Barry was having big putting trouble, too, until he took to this new method and the pair of them putted the stuffing out of us.
Although the weather in the morning had been not at all uncomfortable, the afternoon brought heavy rain and a cold wind.
We were three down at the turn and the clubhouse looked very welcoming and we passed it to start the second nine. I was tempted to call it day then but we soldiered on until the eleventh where we were about to go five down with seven to play.
Wet and cold, I asked:’ Would you consider it rude if we conceded the game.’ They said they thought that was a very good decision. So it was back to the Guinness and the news that we’d only won one of the afternoon games. Former Welsh rugby international Terry Melia and his partner Rob Johnson saving us from a complete whitewash.
The match managers, Martin and Portmarnock’s Brendan MacClancy, master minded the after-dinner jollities which included speeches by the host club’s captain Matt Walsh and our captain Arwel Morgan.
Both clubs have annual meetings with other clubs involved in the Six Nations.
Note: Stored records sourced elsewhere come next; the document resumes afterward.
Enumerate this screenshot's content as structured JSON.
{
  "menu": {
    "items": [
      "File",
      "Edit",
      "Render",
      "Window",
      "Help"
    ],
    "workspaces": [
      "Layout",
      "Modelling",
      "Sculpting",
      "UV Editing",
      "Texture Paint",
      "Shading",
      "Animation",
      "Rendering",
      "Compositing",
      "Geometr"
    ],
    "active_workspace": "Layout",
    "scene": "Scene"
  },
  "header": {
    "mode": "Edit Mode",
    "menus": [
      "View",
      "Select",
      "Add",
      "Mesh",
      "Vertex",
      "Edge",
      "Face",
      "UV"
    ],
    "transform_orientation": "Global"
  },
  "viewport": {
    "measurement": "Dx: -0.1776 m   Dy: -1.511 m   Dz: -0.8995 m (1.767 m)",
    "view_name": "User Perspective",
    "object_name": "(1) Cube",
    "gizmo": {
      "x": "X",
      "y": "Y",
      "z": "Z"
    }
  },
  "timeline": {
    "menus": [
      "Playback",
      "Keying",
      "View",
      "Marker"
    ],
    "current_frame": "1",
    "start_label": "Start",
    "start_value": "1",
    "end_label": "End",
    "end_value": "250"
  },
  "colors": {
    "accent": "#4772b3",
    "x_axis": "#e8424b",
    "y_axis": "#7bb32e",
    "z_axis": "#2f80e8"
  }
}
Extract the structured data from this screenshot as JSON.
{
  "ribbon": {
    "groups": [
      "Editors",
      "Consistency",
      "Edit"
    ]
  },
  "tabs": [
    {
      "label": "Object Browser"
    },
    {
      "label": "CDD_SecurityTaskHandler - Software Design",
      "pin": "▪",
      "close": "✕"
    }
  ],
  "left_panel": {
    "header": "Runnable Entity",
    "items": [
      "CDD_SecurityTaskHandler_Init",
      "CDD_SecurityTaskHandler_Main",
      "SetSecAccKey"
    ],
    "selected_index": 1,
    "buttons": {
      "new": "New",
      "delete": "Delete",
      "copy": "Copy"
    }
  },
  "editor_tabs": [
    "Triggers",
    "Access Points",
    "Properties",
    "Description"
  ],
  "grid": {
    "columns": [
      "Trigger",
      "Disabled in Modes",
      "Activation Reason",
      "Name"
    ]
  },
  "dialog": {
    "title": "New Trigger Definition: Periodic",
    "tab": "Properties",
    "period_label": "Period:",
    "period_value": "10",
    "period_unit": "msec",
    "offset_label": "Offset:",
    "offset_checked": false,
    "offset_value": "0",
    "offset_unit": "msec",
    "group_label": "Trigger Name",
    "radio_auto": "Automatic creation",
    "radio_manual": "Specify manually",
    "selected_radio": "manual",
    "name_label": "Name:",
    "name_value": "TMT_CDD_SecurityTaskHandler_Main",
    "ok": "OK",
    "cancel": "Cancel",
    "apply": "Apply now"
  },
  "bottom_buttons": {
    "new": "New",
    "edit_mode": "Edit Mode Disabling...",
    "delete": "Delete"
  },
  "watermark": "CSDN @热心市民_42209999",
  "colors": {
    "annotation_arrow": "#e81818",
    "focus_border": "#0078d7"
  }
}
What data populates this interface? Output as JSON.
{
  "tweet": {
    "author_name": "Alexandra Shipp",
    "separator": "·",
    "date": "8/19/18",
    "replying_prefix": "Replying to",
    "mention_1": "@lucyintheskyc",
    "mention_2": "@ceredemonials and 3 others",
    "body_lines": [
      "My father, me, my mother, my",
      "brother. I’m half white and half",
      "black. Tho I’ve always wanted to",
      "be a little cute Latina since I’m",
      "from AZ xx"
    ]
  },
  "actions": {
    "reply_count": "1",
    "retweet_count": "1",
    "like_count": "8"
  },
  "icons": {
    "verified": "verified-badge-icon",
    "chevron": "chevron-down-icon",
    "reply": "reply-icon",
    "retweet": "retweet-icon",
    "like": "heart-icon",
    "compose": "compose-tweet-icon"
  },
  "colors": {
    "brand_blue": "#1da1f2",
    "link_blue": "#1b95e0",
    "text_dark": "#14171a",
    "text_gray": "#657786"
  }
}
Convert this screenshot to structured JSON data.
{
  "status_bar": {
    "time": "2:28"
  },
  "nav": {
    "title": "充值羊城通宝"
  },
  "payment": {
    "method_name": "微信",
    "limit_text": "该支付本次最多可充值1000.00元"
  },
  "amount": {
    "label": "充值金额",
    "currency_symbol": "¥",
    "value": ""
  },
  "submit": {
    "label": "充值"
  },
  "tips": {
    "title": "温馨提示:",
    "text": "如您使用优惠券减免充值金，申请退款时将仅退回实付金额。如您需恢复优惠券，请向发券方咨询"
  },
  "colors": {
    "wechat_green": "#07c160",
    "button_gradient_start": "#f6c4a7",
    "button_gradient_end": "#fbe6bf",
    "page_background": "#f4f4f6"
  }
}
Mixing golf and rugby makes for a great weekend but since Portmarnock didn’t gloat at their win on the golf club, I am not even going to mention the rugby result.

5 thoughts on “A rare Hacker win in Ireland

  1. am so glad your column has found a new home. Your column was my main reason for getting the
    Independent on Sunday & you will becsadly missed. But have now found you here hurrah.

  2. Best wishes in your endeavours Peter. Hope your new website is as well visited and read as your column in the Independent. Their loss is our gain!

  3. Great to see you still in print. Missed you last Saturday, first time I’ve played in snow in 44 years. Mike insisted that we were not allowed to clear the snow on the greens to putt although everyone else was. I think he was just cross because he was having trouble completing his 4 drives. When we got back to the club we found that it was perfectly legal to do so.

Leave a Comment

Your email address will not be published. Required fields are marked *

You may use these HTML tags and attributes: <a href="" title=""> <abbr title=""> <acronym title=""> <b> <blockquote cite=""> <cite> <code> <del datetime=""> <em> <i> <q cite=""> <strike> <strong>